After a while, we rode back over to Hank & Frank's and paid a deposit of $100, fully refundable, just in case I decide I don't like it after all. By that time, it'll be too late to get the sale price on the LeMond, but I'm willing to take that risk because I think the Giant is better and it's certainly a better value for the price. They have to order it from Giant, but it should still be ready in about a week. I think that I'm going to move the bike seat myself, because I want to ride the new one without the seat or the rack a couple of times before I put it on. It only took me about 30 minutes to put it on the old bike, not counting the trip to Mike's to get the extra clamps I needed. I'd forgotten about that. This'll definitely be better in that respect - there are attachment points where I put some of the clamps on the old bike.

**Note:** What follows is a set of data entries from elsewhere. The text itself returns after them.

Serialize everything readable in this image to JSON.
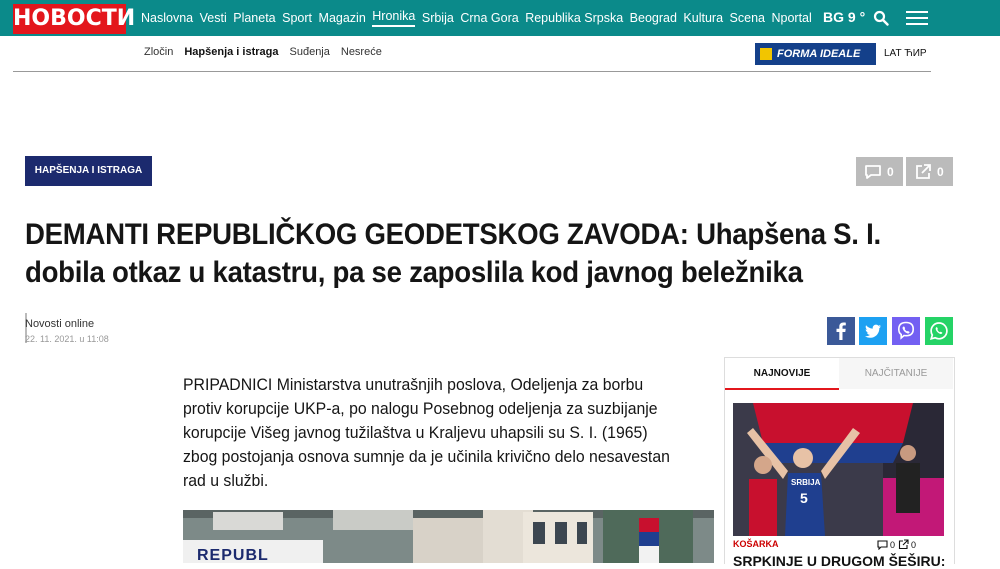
{
  "header": {
    "logo": "НОВОСТИ",
    "nav": [
      {
        "label": "Naslovna"
      },
      {
        "label": "Vesti"
      },
      {
        "label": "Planeta"
      },
      {
        "label": "Sport"
      },
      {
        "label": "Magazin"
      },
      {
        "label": "Hronika",
        "active": true
      },
      {
        "label": "Srbija"
      },
      {
        "label": "Crna Gora"
      },
      {
        "label": "Republika Srpska"
      },
      {
        "label": "Beograd"
      },
      {
        "label": "Kultura"
      },
      {
        "label": "Scena"
      },
      {
        "label": "Nportal"
      }
    ],
    "weather": "BG 9 °",
    "search_icon": "search-icon",
    "menu_icon": "hamburger-menu-icon"
  },
  "subnav": {
    "items": [
      {
        "label": "Zločin"
      },
      {
        "label": "Hapšenja i istraga",
        "active": true
      },
      {
        "label": "Suđenja"
      },
      {
        "label": "Nesreće"
      }
    ],
    "sponsor": "FORMA IDEALE",
    "lang": "LAT ЋИР"
  },
  "article": {
    "category": "HAPŠENJA I ISTRAGA",
    "comments_count": "0",
    "shares_count": "0",
    "title": "DEMANTI REPUBLIČKOG GEODETSKOG ZAVODA: Uhapšena S. I. dobila otkaz u katastru, pa se zaposlila kod javnog beležnika",
    "author": "Novosti online",
    "date": "22. 11. 2021. u 11:08",
    "lead": "PRIPADNICI Ministarstva unutrašnjih poslova, Odeljenja za borbu protiv korupcije UKP-a, po nalogu Posebnog odeljenja za suzbijanje korupcije Višeg javnog tužilaštva u Kraljevu uhapsili su S. I. (1965) zbog postojanja osnova sumnje da je učinila krivično delo nesavestan rad u službi.",
    "photo_sign": "REPUBL",
    "share": {
      "facebook_color": "#3b5998",
      "twitter_color": "#1da1f2",
      "viber_color": "#7360f2",
      "whatsapp_color": "#25d366"
    }
  },
  "sidebar": {
    "tabs": [
      {
        "label": "NAJNOVIJE"
      },
      {
        "label": "NAJČITANIJE"
      }
    ],
    "item": {
      "jersey_text": "SRBIJA",
      "jersey_number": "5",
      "category": "KOŠARKA",
      "comments": "0",
      "shares": "0",
      "title": "SRPKINJE U DRUGOM ŠEŠIRU:"
    }
  },
  "colors": {
    "topbar": "#0b8a8a",
    "logo": "#e3161c",
    "badge": "#1c2a6e"
  }
}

Then we were going to meet Dawn & Karolyn at Barney's, so Rachel and I went riding for a bit longer. It was pretty nice; did some little hills up & down a few times, nothing big. Turned for one without much speed and it was too high with her on the back. I wasn't going fast enough and the front wheel was coming up, and then I couldn't get my foot out fast enough, so we fell over. I'm not quite sure who was more scared, Rachel or me, but I don't think I was on the ground for more than about half a second before I turned around (my foot had come out right before we hit) and picked the bike up. Rachel was pretty upset and had a tiny little bit of road rash on her elbow. It, and what I got on my knee, were barely even worth calling road rash, but it sounds more dramatic. It took a little bit for us to be ready to move on again; we talked about how it had been an accident, and I'd thought I could make it, and we weren't going to do any more hills today. Before I put her on the bike, she decided she wanted to walk to the bottom of the hill, so we did, and then we got her in the seat.

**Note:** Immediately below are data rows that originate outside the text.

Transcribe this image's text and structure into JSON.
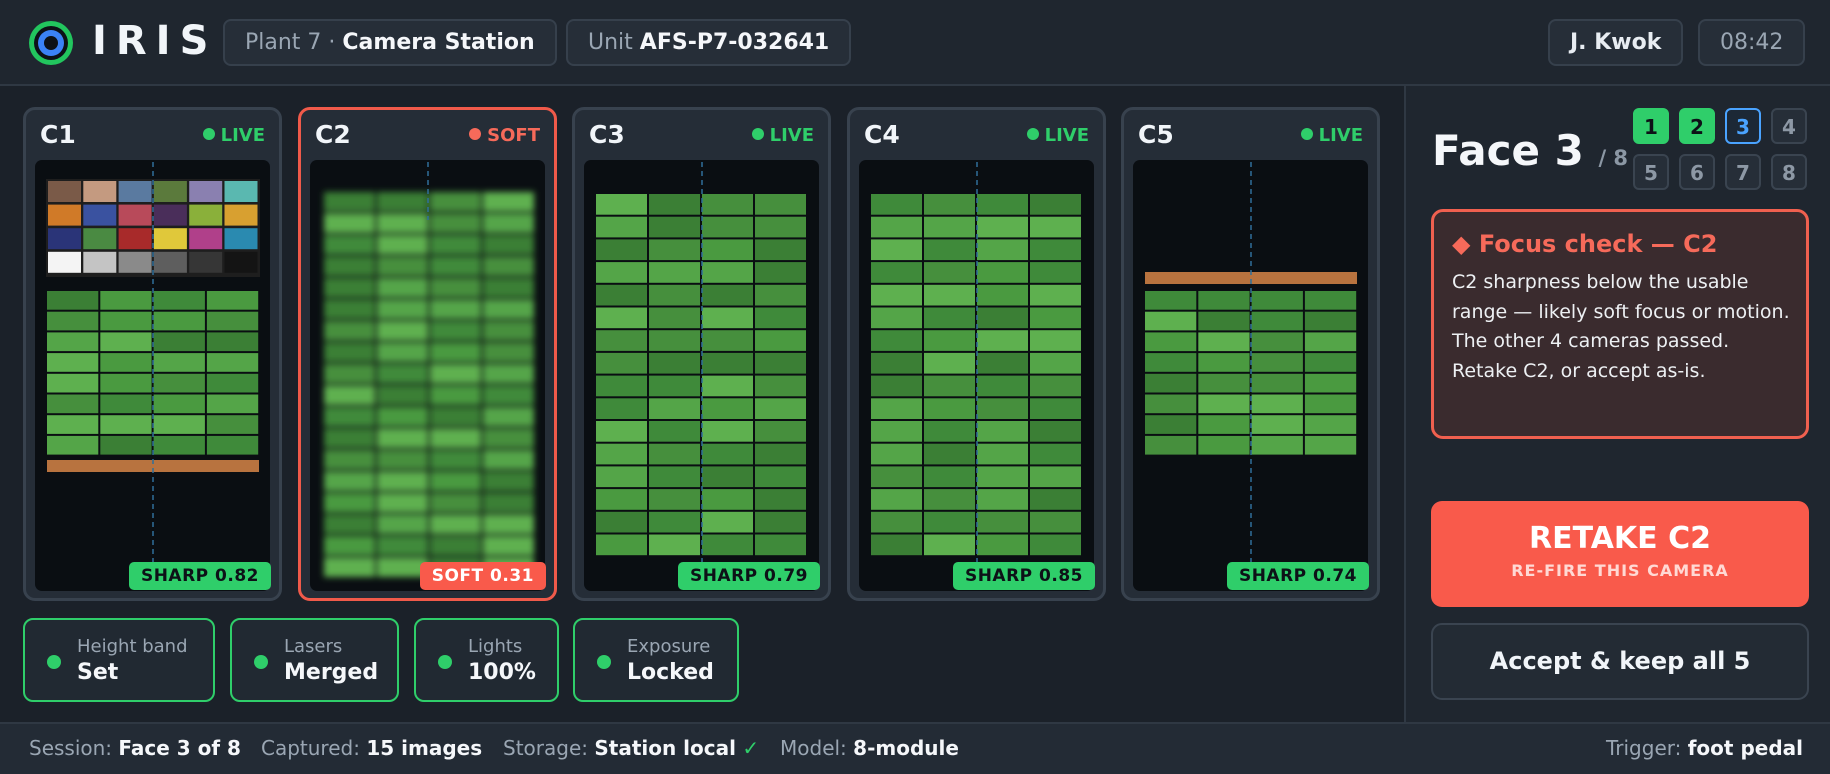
{
  "header": {
    "brand": "IRIS",
    "location_prefix": "Plant 7 ·",
    "location": "Camera Station",
    "unit_prefix": "Unit",
    "unit": "AFS-P7-032641",
    "user": "J. Kwok",
    "time": "08:42"
  },
  "colors": {
    "ok": "#2fce6a",
    "alert": "#f95a4b",
    "current": "#4aa3ff"
  },
  "cameras": [
    {
      "label": "C1",
      "status": "LIVE",
      "state": "ok",
      "badge": "SHARP 0.82",
      "sharpness": 0.82
    },
    {
      "label": "C2",
      "status": "SOFT",
      "state": "alert",
      "badge": "SOFT 0.31",
      "sharpness": 0.31
    },
    {
      "label": "C3",
      "status": "LIVE",
      "state": "ok",
      "badge": "SHARP 0.79",
      "sharpness": 0.79
    },
    {
      "label": "C4",
      "status": "LIVE",
      "state": "ok",
      "badge": "SHARP 0.85",
      "sharpness": 0.85
    },
    {
      "label": "C5",
      "status": "LIVE",
      "state": "ok",
      "badge": "SHARP 0.74",
      "sharpness": 0.74
    }
  ],
  "chips": [
    {
      "key": "Height band",
      "value": "Set"
    },
    {
      "key": "Lasers",
      "value": "Merged"
    },
    {
      "key": "Lights",
      "value": "100%"
    },
    {
      "key": "Exposure",
      "value": "Locked"
    }
  ],
  "face": {
    "title": "Face 3",
    "total": "/ 8",
    "buttons": [
      {
        "label": "1",
        "state": "done"
      },
      {
        "label": "2",
        "state": "done"
      },
      {
        "label": "3",
        "state": "current"
      },
      {
        "label": "4",
        "state": "pending"
      },
      {
        "label": "5",
        "state": "pending"
      },
      {
        "label": "6",
        "state": "pending"
      },
      {
        "label": "7",
        "state": "pending"
      },
      {
        "label": "8",
        "state": "pending"
      }
    ]
  },
  "alert": {
    "heading": "◆ Focus check — C2",
    "body": "C2 sharpness below the usable range — likely soft focus or motion. The other 4 cameras passed. Retake C2, or accept as-is."
  },
  "actions": {
    "retake_label": "RETAKE C2",
    "retake_sub": "RE-FIRE THIS CAMERA",
    "accept_label": "Accept & keep all 5"
  },
  "footer": {
    "session_key": "Session:",
    "session": "Face 3 of 8",
    "captured_key": "Captured:",
    "captured": "15 images",
    "storage_key": "Storage:",
    "storage": "Station local",
    "storage_ok": "✓",
    "model_key": "Model:",
    "model": "8-module",
    "trigger_key": "Trigger:",
    "trigger": "foot pedal"
  }
}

Before we started, I reminded her again where we were going and that we weren't going up anymore hills today and told her that after dinner she could ride home on the bike or she could go in the truck with Dawn & Karolyn. She said then that she wanted to go with me, but changed her mind by the time we were finished with dinner. Dawn, of course, is the source of tonight's subject... I told her pretty soon after they met up with us and she was pretty worried. We're both completely fine, but I probably won't be taking any significant hills with Rachel any time soon.
Odd that the first thing I did after ordering a new bike was dump the old one. Can't remember the last time I did that; went over the handlebars on the mountain bike several years ago; broke the (practically brand new) leather strap on a toe-clip when I was in high school - I was coming to a stop near Mining Circle on the Cal campus and the strap was too tight and I started to fall... then my foot was free and I put it down. Didn't notice until later than the strap was broken. The guys at Missing Link were impressed that I'd broken it since it was so new; I think we all agreed that there must have been something wrong with it or it wouldn't have broken.
Also in the flashback category for the day, I bumped into my 10th grade science teacher, Amy Hansen. I still remember her dropping pieces of Sodium into water; she was doing it because she thought it was important for us to see, but she was not entirely comfortable with it. She stood every bit as far as her reach and the little spoon would allow her to, and dropped the Na into the water from as high as she could manage. Neither of those distances was terribly big, of course, because at best she's 5'3". She's principal of Oakland's Skyline High now but seem to have about the same view of public education as we do right now - believes in it, but despairs of its future because of the economy and current views on public funding for it.